It has been more than two weeks since I said goodbye to an old, old friend.
This was a friend that in my youth was only part of my life at Christmas time. In later years, this friend became my daily companion.
The friend is soda pop and I had my last one on March 6.
Now, if you're a pop fan, more power to you. No judgment. Soda gave me a lot of comfort through the years and I understand. Gosh, how I understand.
But for the reason I am about to share, my relationship with pop is finished.
In my childhood years, soda pop was not frequently available in my home. My parents only bought it for the holidays, so at Christmas, my brothers, my sister and I would joust for who got the precious few bottles of cream soda in the two cases of pop my parents kept in our unheated entryway.
In the summer, I would excitedly stay at my Aunt Lois and Uncle Snook's house for a week or so, meaning time to hang out with my cousins Susan, Terri, Casey and Kristen. My aunt and uncle were not big pop drinkers, either, but sometimes we'd have a glass of the fizzy stuff as one of our choices for a bedtime snack along with a piece of cake or a scoop of ice cream.
And while she doesn't remember it, I vividly recall my cousin Kristen, the youngest of all of us, saying to her mom: "Someday when I am big I am going to have all the pop, cake and ice cream I want. My kids will, too."
She probably was about 6 years old at the time.
As I entered my tween years, my parents allowed me the freedom to make more choices, especially when spending "my" money, so it was a thrill to ride my bike to the little party store-gas station in our neighborhood to buy a can of Coca-Cola.
Mountain Dew became my soda of preference in high school. Our neighborhood full of teens often gathered outside our house, because that's where the basketball court was, and my friend Stuart would recite from memory the ingredients in Dew as we finished our shootaround.

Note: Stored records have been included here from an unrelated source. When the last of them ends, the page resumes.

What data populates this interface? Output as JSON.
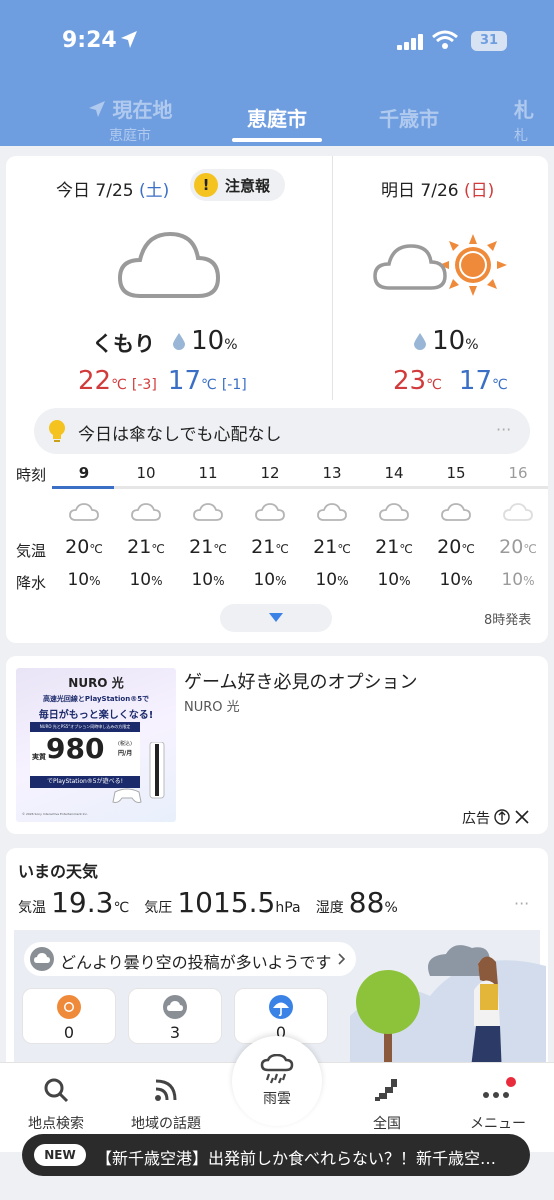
{
  "status_bar": {
    "time": "9:24",
    "battery": "31"
  },
  "location_tabs": [
    {
      "label": "現在地",
      "sub": "恵庭市"
    },
    {
      "label": "恵庭市",
      "sub": ""
    },
    {
      "label": "千歳市",
      "sub": ""
    },
    {
      "label": "札",
      "sub": "札"
    }
  ],
  "today": {
    "prefix": "今日 7/25 ",
    "dow": "(土)",
    "warning": "注意報",
    "condition": "くもり",
    "precip_num": "10",
    "precip_unit": "%",
    "high": "22",
    "high_unit": "℃",
    "high_diff": "[-3]",
    "low": "17",
    "low_unit": "℃",
    "low_diff": "[-1]"
  },
  "tomorrow": {
    "prefix": "明日 7/26 ",
    "dow": "(日)",
    "precip_num": "10",
    "precip_unit": "%",
    "high": "23",
    "high_unit": "℃",
    "low": "17",
    "low_unit": "℃"
  },
  "tip": {
    "text": "今日は傘なしでも心配なし",
    "more": "···"
  },
  "hourly": {
    "label_time": "時刻",
    "label_temp": "気温",
    "label_rain": "降水",
    "hours": [
      "9",
      "10",
      "11",
      "12",
      "13",
      "14",
      "15",
      "16"
    ],
    "temps": [
      "20",
      "21",
      "21",
      "21",
      "21",
      "21",
      "20",
      "20"
    ],
    "temp_unit": "℃",
    "rain": [
      "10",
      "10",
      "10",
      "10",
      "10",
      "10",
      "10",
      "10"
    ],
    "rain_unit": "%",
    "issued": "8時発表"
  },
  "ad": {
    "headline": "ゲーム好き必見のオプション",
    "sponsor": "NURO 光",
    "label": "広告",
    "image": {
      "brand": "NURO 光",
      "line1": "高速光回線とPlayStation®5で",
      "line2": "毎日がもっと楽しくなる!",
      "note": "NURO 光とPS5°オプション同時申し込みの方限定",
      "prefix": "実質",
      "price": "980",
      "tax": "(税込)",
      "per": "円/月",
      "line3": "でPlayStation®5が遊べる!",
      "copyright": "© 2026 Sony Interactive Entertainment Inc."
    }
  },
  "current": {
    "title": "いまの天気",
    "temp_label": "気温",
    "temp": "19.3",
    "temp_unit": "℃",
    "pressure_label": "気圧",
    "pressure": "1015.5",
    "pressure_unit": "hPa",
    "humidity_label": "湿度",
    "humidity": "88",
    "humidity_unit": "%",
    "more": "···",
    "post_text": "どんより曇り空の投稿が多いようです",
    "counts": [
      "0",
      "3",
      "0"
    ]
  },
  "nav": {
    "search": "地点検索",
    "topics": "地域の話題",
    "rain": "雨雲",
    "national": "全国",
    "menu": "メニュー"
  },
  "ticker": {
    "badge": "NEW",
    "text": "【新千歳空港】出発前しか食べれらない？！新千歳空…"
  },
  "colors": {
    "header": "#6f9ee0",
    "high": "#d23b3b",
    "low": "#3b6fc5",
    "warning": "#f4c31f",
    "sun": "#ef8a3a"
  }
}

It wasn't just me who was a budding pop-aholic.
In college, well, that's when pop became a daily item. At Central Michigan University, I knew where all the vending machines were so I could buy my soda, which at this juncture, helped keep me awake.

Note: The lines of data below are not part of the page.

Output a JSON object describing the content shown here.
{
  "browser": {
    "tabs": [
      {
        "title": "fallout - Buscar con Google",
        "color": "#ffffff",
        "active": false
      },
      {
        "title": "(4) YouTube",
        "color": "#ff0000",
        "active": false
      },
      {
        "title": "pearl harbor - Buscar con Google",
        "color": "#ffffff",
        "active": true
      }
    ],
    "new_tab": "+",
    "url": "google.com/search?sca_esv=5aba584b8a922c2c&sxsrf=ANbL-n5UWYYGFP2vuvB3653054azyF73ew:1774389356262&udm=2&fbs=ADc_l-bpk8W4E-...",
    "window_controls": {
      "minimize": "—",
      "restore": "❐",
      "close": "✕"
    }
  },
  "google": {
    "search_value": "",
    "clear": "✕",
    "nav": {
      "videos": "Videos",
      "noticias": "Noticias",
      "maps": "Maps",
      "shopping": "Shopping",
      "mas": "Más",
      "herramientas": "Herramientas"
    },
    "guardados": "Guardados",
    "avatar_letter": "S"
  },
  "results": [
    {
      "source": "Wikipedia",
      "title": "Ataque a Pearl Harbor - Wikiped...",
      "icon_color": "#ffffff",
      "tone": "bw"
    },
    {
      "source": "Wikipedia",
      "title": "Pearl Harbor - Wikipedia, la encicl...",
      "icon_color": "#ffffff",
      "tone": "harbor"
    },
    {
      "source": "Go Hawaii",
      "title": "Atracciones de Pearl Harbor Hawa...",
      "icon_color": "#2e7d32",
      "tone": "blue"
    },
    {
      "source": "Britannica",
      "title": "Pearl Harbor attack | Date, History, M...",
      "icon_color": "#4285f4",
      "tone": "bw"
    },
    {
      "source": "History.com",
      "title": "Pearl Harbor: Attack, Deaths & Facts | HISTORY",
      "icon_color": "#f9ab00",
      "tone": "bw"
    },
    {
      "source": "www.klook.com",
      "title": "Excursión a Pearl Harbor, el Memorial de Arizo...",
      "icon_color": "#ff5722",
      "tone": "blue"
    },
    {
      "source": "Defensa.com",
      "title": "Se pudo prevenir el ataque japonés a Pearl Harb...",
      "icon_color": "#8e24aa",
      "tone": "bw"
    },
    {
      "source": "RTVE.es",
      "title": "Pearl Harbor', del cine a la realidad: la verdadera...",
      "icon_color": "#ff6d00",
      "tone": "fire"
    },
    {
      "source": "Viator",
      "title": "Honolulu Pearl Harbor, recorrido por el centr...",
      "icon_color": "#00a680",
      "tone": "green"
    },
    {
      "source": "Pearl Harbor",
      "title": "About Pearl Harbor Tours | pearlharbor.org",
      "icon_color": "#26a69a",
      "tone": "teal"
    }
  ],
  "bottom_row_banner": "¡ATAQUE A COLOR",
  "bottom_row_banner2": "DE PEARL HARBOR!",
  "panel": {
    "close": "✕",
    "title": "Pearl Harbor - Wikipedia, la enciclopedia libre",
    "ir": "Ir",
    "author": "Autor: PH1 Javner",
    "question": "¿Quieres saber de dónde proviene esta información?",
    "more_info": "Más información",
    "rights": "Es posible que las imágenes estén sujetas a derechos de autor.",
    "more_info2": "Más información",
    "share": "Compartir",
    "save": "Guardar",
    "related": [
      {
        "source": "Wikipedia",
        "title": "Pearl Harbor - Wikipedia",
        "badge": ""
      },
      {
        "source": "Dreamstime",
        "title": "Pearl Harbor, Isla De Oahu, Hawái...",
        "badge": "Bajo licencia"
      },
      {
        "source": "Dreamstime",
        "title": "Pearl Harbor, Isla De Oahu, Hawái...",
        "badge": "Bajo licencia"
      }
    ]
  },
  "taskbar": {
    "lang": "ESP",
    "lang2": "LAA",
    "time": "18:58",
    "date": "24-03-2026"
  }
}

In the last few years, diet soda became my go-to beverage, especially Coke Zero and Diet Dew back when I was starting my shift at 4:30 a.m. most weekdays.
It's a personal decision to give up soda pop. The main reason I did was so I'd drink more water. That became important to me when I realized the nurse who picked the short straw was the one who had to draw from my arm for my four-times-a-year blood tests as I continue my journey as a cancer survivor.

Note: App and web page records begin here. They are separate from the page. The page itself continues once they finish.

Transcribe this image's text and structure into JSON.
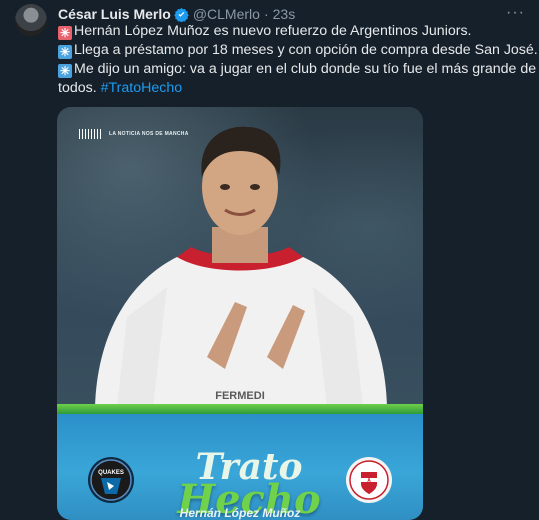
{
  "tweet": {
    "author": "César Luis Merlo",
    "handle": "@CLMerlo",
    "dot": "·",
    "time": "23s",
    "more": "···",
    "lines": [
      {
        "emoji": "✳",
        "emoji_color": "red",
        "text": "Hernán López Muñoz es nuevo refuerzo de Argentinos Juniors."
      },
      {
        "emoji": "✳",
        "emoji_color": "blue",
        "text": "Llega a préstamo por 18 meses y con opción de compra desde San José."
      },
      {
        "emoji": "✳",
        "emoji_color": "blue",
        "text": "Me dijo un amigo: va a jugar en el club donde su tío fue el más grande de"
      }
    ],
    "last_line": "todos.",
    "hashtag": "#TratoHecho"
  },
  "media": {
    "brand": "LA NOTICIA NOS DE MANCHA",
    "trato_word1": "Trato",
    "trato_word2": "Hecho",
    "player_name": "Hernán López Muñoz",
    "club_left": "QUAKES",
    "club_right": "Argentinos Juniors"
  },
  "colors": {
    "background": "#15202b",
    "link": "#1d9bf0",
    "verified": "#1d9bf0",
    "green": "#6fd24a",
    "blue": "#2b90c9"
  }
}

Hydration therefore has become important to me and pop wasn't really helping me in that effort. So while I savored every sip of my last Diet Dew, the relationship with soda pop that has lasted half a century or so is done.
Make no mistake: I have not said so-long to caffeine. Coffee is my new pal and my work colleagues can tell you how important it is to EVERYONE here I get my daily dose.
In fact, if you're reading this at about 8 a.m. today, be assured that my coffee is fully caffeinated today and there's probably a half pot or more in me already.
Everybody needs friends, don't ya know, and caffeine remains a good one of mine.
Renee Prusi can be contacted at 906-228-2500, ext. 253. Her email address is firstname.lastname@example.org.